[Dataset rows for apps and sites]
=== Begin Enclosure ===

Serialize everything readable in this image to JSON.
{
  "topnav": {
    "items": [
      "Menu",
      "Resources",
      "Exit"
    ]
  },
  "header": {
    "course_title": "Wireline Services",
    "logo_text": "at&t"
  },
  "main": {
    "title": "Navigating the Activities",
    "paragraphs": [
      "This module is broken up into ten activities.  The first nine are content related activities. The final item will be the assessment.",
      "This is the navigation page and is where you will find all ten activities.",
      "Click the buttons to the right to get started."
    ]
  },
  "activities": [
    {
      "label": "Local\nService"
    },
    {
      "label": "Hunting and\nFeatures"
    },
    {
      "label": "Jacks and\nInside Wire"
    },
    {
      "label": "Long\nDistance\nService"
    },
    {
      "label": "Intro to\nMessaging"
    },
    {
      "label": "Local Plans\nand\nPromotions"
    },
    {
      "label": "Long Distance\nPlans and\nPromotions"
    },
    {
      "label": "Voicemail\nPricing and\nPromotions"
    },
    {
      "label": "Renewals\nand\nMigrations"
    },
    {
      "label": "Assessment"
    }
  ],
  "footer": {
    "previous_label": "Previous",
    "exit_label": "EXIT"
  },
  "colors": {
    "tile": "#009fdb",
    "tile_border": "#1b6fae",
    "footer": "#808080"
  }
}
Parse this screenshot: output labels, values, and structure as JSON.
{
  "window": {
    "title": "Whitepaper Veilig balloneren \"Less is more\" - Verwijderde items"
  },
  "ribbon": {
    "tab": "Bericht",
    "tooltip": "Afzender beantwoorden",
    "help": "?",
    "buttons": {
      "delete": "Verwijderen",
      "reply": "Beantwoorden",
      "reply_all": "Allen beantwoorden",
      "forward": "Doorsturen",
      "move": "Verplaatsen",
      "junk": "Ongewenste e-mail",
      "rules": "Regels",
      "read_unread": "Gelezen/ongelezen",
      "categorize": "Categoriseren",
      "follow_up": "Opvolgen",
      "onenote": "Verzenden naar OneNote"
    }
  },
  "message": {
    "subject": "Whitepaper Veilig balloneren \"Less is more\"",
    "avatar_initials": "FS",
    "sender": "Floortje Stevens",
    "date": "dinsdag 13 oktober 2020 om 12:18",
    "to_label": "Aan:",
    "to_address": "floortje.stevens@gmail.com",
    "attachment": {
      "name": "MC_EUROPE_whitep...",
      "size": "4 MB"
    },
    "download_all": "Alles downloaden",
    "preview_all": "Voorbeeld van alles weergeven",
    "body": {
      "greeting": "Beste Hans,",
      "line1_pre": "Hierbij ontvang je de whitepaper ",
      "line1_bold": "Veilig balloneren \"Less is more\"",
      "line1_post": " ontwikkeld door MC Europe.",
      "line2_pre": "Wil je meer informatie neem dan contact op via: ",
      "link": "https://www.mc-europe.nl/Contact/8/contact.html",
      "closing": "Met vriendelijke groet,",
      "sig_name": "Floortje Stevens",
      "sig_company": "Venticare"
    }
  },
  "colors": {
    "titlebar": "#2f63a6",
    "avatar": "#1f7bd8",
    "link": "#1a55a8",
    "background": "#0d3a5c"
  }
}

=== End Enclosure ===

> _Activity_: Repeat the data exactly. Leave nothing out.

> _Answer box_:
Serialize everything readable in this image to JSON.
{
  "topnav": {
    "items": [
      "Menu",
      "Resources",
      "Exit"
    ]
  },
  "header": {
    "course_title": "Wireline Services",
    "logo_text": "at&t"
  },
  "main": {
    "title": "Navigating the Activities",
    "paragraphs": [
      "This module is broken up into ten activities.  The first nine are content related activities. The final item will be the assessment.",
      "This is the navigation page and is where you will find all ten activities.",
      "Click the buttons to the right to get started."
    ]
  },
  "activities": [
    {
      "label": "Local\nService"
    },
    {
      "label": "Hunting and\nFeatures"
    },
    {
      "label": "Jacks and\nInside Wire"
    },
    {
      "label": "Long\nDistance\nService"
    },
    {
      "label": "Intro to\nMessaging"
    },
    {
      "label": "Local Plans\nand\nPromotions"
    },
    {
      "label": "Long Distance\nPlans and\nPromotions"
    },
    {
      "label": "Voicemail\nPricing and\nPromotions"
    },
    {
      "label": "Renewals\nand\nMigrations"
    },
    {
      "label": "Assessment"
    }
  ],
  "footer": {
    "previous_label": "Previous",
    "exit_label": "EXIT"
  },
  "colors": {
    "tile": "#009fdb",
    "tile_border": "#1b6fae",
    "footer": "#808080"
  }
}
Parse this screenshot: output labels, values, and structure as JSON.
{
  "window": {
    "title": "Whitepaper Veilig balloneren \"Less is more\" - Verwijderde items"
  },
  "ribbon": {
    "tab": "Bericht",
    "tooltip": "Afzender beantwoorden",
    "help": "?",
    "buttons": {
      "delete": "Verwijderen",
      "reply": "Beantwoorden",
      "reply_all": "Allen beantwoorden",
      "forward": "Doorsturen",
      "move": "Verplaatsen",
      "junk": "Ongewenste e-mail",
      "rules": "Regels",
      "read_unread": "Gelezen/ongelezen",
      "categorize": "Categoriseren",
      "follow_up": "Opvolgen",
      "onenote": "Verzenden naar OneNote"
    }
  },
  "message": {
    "subject": "Whitepaper Veilig balloneren \"Less is more\"",
    "avatar_initials": "FS",
    "sender": "Floortje Stevens",
    "date": "dinsdag 13 oktober 2020 om 12:18",
    "to_label": "Aan:",
    "to_address": "floortje.stevens@gmail.com",
    "attachment": {
      "name": "MC_EUROPE_whitep...",
      "size": "4 MB"
    },
    "download_all": "Alles downloaden",
    "preview_all": "Voorbeeld van alles weergeven",
    "body": {
      "greeting": "Beste Hans,",
      "line1_pre": "Hierbij ontvang je de whitepaper ",
      "line1_bold": "Veilig balloneren \"Less is more\"",
      "line1_post": " ontwikkeld door MC Europe.",
      "line2_pre": "Wil je meer informatie neem dan contact op via: ",
      "link": "https://www.mc-europe.nl/Contact/8/contact.html",
      "closing": "Met vriendelijke groet,",
      "sig_name": "Floortje Stevens",
      "sig_company": "Venticare"
    }
  },
  "colors": {
    "titlebar": "#2f63a6",
    "avatar": "#1f7bd8",
    "link": "#1a55a8",
    "background": "#0d3a5c"
  }
}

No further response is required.